SOURCE DATA section start

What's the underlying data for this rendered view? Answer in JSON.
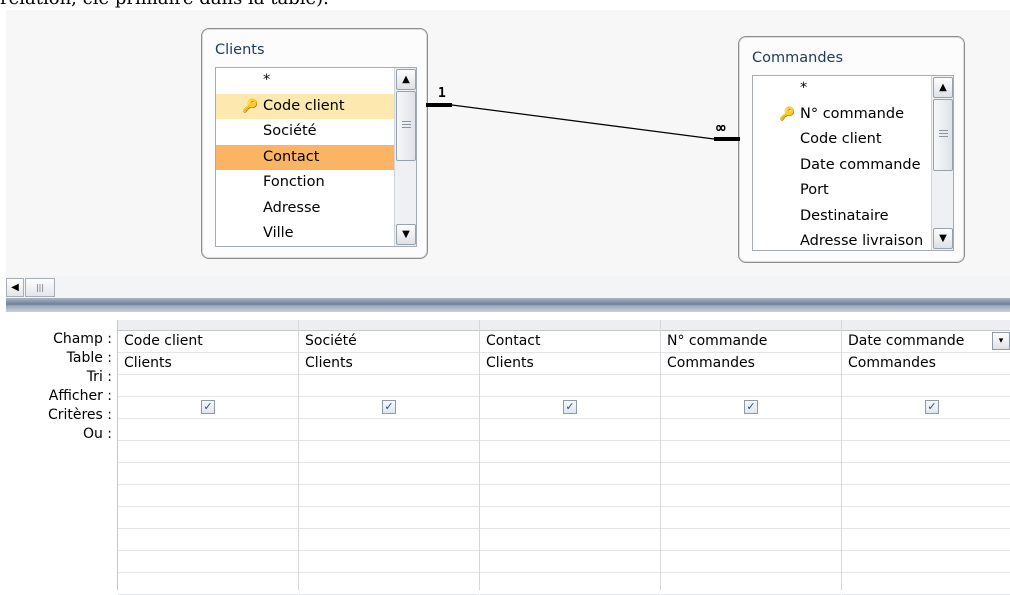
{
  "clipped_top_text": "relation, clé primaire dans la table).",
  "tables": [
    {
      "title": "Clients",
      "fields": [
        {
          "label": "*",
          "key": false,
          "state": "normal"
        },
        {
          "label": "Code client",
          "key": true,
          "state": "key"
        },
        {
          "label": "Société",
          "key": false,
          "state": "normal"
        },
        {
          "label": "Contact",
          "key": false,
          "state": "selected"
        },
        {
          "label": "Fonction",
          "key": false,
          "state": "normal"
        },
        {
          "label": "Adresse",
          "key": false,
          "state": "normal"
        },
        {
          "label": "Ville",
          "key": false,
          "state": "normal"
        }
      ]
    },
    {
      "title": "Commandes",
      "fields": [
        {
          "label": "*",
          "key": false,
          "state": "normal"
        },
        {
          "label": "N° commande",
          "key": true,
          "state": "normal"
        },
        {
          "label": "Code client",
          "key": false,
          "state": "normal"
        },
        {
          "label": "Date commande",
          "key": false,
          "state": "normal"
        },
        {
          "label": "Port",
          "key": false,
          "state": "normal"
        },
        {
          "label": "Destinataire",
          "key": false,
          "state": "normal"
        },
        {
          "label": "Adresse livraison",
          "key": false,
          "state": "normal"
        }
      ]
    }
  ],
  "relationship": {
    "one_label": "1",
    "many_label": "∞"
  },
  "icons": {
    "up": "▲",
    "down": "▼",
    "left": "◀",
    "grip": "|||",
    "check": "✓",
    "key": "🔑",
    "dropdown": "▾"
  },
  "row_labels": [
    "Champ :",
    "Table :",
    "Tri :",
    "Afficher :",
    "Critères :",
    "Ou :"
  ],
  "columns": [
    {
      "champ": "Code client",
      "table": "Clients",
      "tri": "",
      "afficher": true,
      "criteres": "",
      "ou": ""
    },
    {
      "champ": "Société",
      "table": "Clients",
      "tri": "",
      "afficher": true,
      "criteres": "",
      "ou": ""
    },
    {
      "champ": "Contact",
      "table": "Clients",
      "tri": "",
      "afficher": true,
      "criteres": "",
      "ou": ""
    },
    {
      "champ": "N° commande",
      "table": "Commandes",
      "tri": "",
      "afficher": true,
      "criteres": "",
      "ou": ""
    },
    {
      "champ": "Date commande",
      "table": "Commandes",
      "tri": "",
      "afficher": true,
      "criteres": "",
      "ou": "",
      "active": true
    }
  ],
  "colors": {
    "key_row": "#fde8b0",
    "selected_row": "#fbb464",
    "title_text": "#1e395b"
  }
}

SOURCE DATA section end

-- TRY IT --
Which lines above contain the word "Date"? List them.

-- EXERCISE RESPONSE --
          "label": "Date commande",
      "champ": "Date commande",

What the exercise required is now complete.